A couple of weeks ago I saw a video with Tony Robbins talking Raising Your Standards to increase the quality of life or improve upon yourself—you always meet your standards. Put in another way you always do your musts, but seldom your shoulds. As an example Tony mentions that some people have it as an absolute must to always pay their bills. They always find a way to pay their bills, even though they might be broke. Others have it as an must that they pay their bills most of the time, and so they pay their bills most of the time.
Currently I’m at a place where I want to improve myself, but I lack the energy to do so. I honestly find it really hard to get up early in the morning, work and exercise. At the same time I really want to change right now, but at the same time I’d rather change tomorrow. From experience this state doesn’t last forever, but I don’t want to wait for my motivation to come as I really want to change myself right now. This is also the reason I’m writing a blog about it, because I know that writing and planning to get better usually increases my motivation.
All growth passes through three stages. First, you’ll be ridiculed. Second, your efforts will meet with serious opposition. Third, you’ll be accepted as the new person you’ve become. Do they really need to though?
About a month ago I found this site (https://www.16personalities.com/) which has a really simple and fast, yet accurate, personality type test. First I dismissed the test as ‘just another mediocre personality test’ as I only saw my results in numbers—e.g. I was 68% introverted. This didn’t tell me anything new and I closed the site. Later that day a friend started talking about the same site and how closely they profile matched their values.

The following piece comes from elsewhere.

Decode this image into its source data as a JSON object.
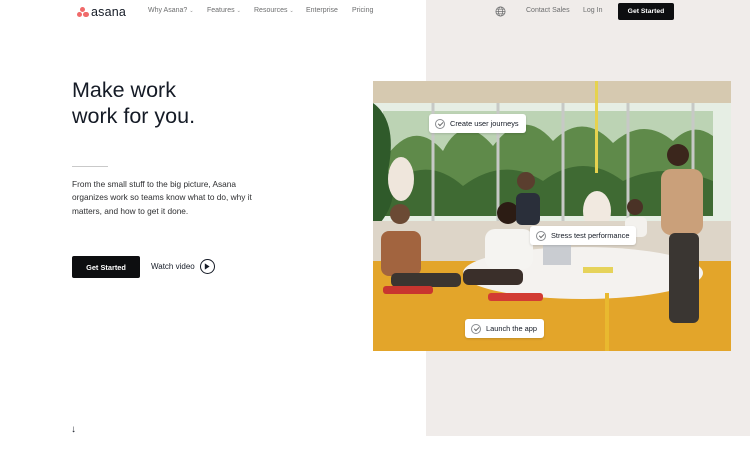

Last week concluded my first three month project—my new work routine where I work no more than three month in a row then have 1 month break. Albeit its name ‘three month project’ this project was only 6 weeks long; still, I want to assess what worked and what didn’t work. In essence this post is a review of the three month project work routine.
As the semester grows closer to its end I feel like I lack structure on how my days should be structured. In the previous article I figured out and decided what I wanted to do each day, but not how the days should be structured.
In this post I will try to figure out 1) why I want to work; 2) Why do I want to work in a certain field; 3) What fields?; 4) What do I want to work with in this field?; 5) Why would I want that; 6) How I want to work; 7) Why do I want to work like that; 8) What freedoms do I want to have, i.e. what should I be able to do in the future?
Almost a year ago I wrote Sharing Your Fears where I listed some of my fears. It was meant to be a reminder for me to actually face my fears. Truth be told I haven’t really faced my fears since then. I’ve been living too comfortable, I haven’t felt the need to face many fears, sure I’ve wanted it, but I’ve had a too good life—i.e. I haven’t been frustrated enough by my fears and still aren’t but I’m frustrated about something else, or maybe not frustrated. I haven’t really challenged myself in the past year, I have been challenged by other experiences but I haven’t challenged myself.
Although I’ve seen myself as poly for 2 years now I still haven’t had more than one partner at the same time. On some days, like today, I feel frustrated by this. Why? Because it feels like most of the other poly people I know have at least 2 partners. Hmm… I’m not really sure what I mean with partner so I’ll guess I have to start finding my own definition before I can answer why I’m frustrated.